**PROBLEM DETAILS**
Where an entry holds an image, skip the image but reproduce the rest word for word.

**RECORDS FOR THIS EXERCISE**
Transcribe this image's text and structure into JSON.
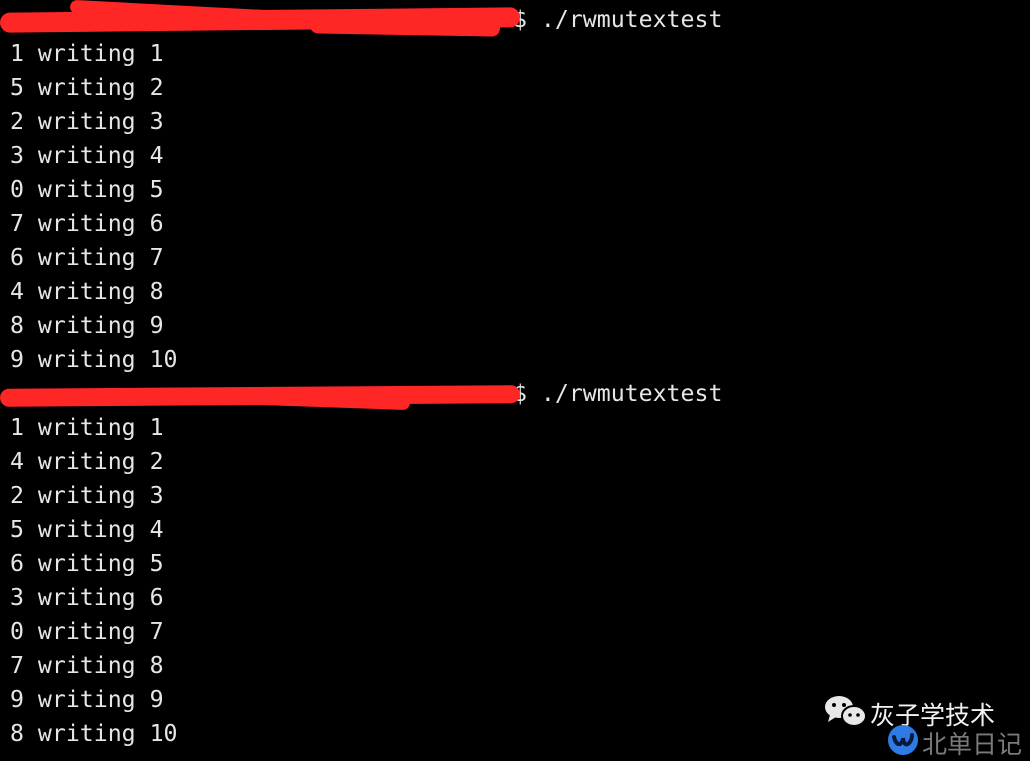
{
  "terminal": {
    "runs": [
      {
        "command": "$ ./rwmutextest",
        "output": [
          "1 writing 1",
          "5 writing 2",
          "2 writing 3",
          "3 writing 4",
          "0 writing 5",
          "7 writing 6",
          "6 writing 7",
          "4 writing 8",
          "8 writing 9",
          "9 writing 10"
        ]
      },
      {
        "command": "$ ./rwmutextest",
        "output": [
          "1 writing 1",
          "4 writing 2",
          "2 writing 3",
          "5 writing 4",
          "6 writing 5",
          "3 writing 6",
          "0 writing 7",
          "7 writing 8",
          "9 writing 9",
          "8 writing 10"
        ]
      }
    ],
    "redaction_color": "#ff2626",
    "text_color": "#e6e6e6",
    "background": "#000000"
  },
  "watermark": {
    "account": "灰子学技术",
    "account_icon": "wechat-icon",
    "platform": "北单日记",
    "platform_icon": "blue-circle-logo-icon",
    "platform_color": "#2f7be5"
  }
}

**WRITTEN ANSWER**
Transcribe this image's text and structure into JSON.
{
  "terminal": {
    "runs": [
      {
        "command": "$ ./rwmutextest",
        "output": [
          "1 writing 1",
          "5 writing 2",
          "2 writing 3",
          "3 writing 4",
          "0 writing 5",
          "7 writing 6",
          "6 writing 7",
          "4 writing 8",
          "8 writing 9",
          "9 writing 10"
        ]
      },
      {
        "command": "$ ./rwmutextest",
        "output": [
          "1 writing 1",
          "4 writing 2",
          "2 writing 3",
          "5 writing 4",
          "6 writing 5",
          "3 writing 6",
          "0 writing 7",
          "7 writing 8",
          "9 writing 9",
          "8 writing 10"
        ]
      }
    ],
    "redaction_color": "#ff2626",
    "text_color": "#e6e6e6",
    "background": "#000000"
  },
  "watermark": {
    "account": "灰子学技术",
    "account_icon": "wechat-icon",
    "platform": "北单日记",
    "platform_icon": "blue-circle-logo-icon",
    "platform_color": "#2f7be5"
  }
}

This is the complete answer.